Jeff Sessions turns in list of Russia contacts — a day late and mostly blank
The Justice Department released clearance forms on Attorney General Jeff Sessions’ foreign contacts — a day late and short on details.
A federal court ordered the department last month to release security clearance forms submitted by Sessions listing any contacts with foreign governments in the previous seven years, but the documents weren’t provided until after Wednesday’s deadline had passed, reported NPR.
The forms were filed Thursday morning with U.S. District Court for the District of Columbia, although in heavily redacted form.
The ethics watchdog group American Oversight filed a Freedom of Information Act request in March seeking portions of the attorney general’s Standard Form 86 that might show contact with Russian government officials during the campaign or after the election.
“Jeff Sessions is our nation’s top law enforcement officer, and it is shocking one of his first acts after being named Attorney General was to mislead his own agency about a matter of national security,” said Austin Evers, executive director of American Oversight.
In the Justice Department filing, Sessions answers “no” when he was asked whether he or his immediate family had any contact with a foreign government or its representatives, inside or outside the U.S., in the past seven years.
The released forms contain no other detailed information.
Sessions has admitted to speaking to Russian ambassador Sergey Kislyak twice last year, but only after filling out those documents and after news reports revealed those meetings.
He also failed to inform senators of the conversations during his confirmation hearings.

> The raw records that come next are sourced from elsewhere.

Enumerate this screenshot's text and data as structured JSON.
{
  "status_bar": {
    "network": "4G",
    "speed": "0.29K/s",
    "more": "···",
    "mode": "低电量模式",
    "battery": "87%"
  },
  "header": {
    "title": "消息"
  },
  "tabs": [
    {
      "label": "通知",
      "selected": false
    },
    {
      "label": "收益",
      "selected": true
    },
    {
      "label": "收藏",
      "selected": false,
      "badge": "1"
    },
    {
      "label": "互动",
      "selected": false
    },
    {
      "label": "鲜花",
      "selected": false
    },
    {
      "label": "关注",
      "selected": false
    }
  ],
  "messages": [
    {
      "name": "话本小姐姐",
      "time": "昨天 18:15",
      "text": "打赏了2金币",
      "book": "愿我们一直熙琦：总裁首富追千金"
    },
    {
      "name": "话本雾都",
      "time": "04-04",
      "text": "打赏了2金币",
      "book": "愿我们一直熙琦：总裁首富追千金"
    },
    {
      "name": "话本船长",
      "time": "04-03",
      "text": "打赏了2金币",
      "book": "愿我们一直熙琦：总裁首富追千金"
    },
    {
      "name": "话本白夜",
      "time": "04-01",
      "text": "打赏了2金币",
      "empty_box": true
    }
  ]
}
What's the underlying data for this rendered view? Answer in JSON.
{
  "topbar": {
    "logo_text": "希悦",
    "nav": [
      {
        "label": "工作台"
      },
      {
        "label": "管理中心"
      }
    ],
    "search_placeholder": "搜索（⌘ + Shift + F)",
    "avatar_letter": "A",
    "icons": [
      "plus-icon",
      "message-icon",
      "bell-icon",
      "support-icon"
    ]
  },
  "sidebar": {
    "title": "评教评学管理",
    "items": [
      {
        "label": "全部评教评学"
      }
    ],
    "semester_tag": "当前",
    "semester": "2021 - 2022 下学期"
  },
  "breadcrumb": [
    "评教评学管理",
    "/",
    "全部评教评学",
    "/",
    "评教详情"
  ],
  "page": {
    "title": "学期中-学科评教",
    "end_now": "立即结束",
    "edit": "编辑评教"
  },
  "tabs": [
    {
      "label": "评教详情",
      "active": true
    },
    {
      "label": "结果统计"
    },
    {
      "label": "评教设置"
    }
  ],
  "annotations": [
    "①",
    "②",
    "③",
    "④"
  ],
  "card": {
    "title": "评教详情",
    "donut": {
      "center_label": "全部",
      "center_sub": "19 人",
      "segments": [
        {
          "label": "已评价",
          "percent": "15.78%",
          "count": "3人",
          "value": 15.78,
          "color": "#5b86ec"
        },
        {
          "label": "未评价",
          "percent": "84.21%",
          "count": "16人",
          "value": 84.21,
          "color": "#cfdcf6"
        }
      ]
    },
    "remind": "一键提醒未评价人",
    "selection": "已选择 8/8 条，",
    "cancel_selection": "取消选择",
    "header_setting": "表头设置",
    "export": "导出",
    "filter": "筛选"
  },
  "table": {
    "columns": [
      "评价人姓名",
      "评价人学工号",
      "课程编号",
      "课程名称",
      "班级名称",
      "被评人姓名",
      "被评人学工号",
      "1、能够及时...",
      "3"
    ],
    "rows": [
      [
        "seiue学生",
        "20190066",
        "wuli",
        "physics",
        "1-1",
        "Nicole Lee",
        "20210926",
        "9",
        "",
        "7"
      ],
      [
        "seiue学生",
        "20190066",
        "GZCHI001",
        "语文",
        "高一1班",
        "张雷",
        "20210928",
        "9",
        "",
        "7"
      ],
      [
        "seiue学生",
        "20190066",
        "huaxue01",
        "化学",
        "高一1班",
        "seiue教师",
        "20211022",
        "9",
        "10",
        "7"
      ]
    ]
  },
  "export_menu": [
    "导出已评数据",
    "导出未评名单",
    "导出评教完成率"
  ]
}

Sessions testified last month in the Senate, where he had served until taking over as head of the Justice Department, that suggestions he colluded with Russia during the election were “an appalling and detestable lie.”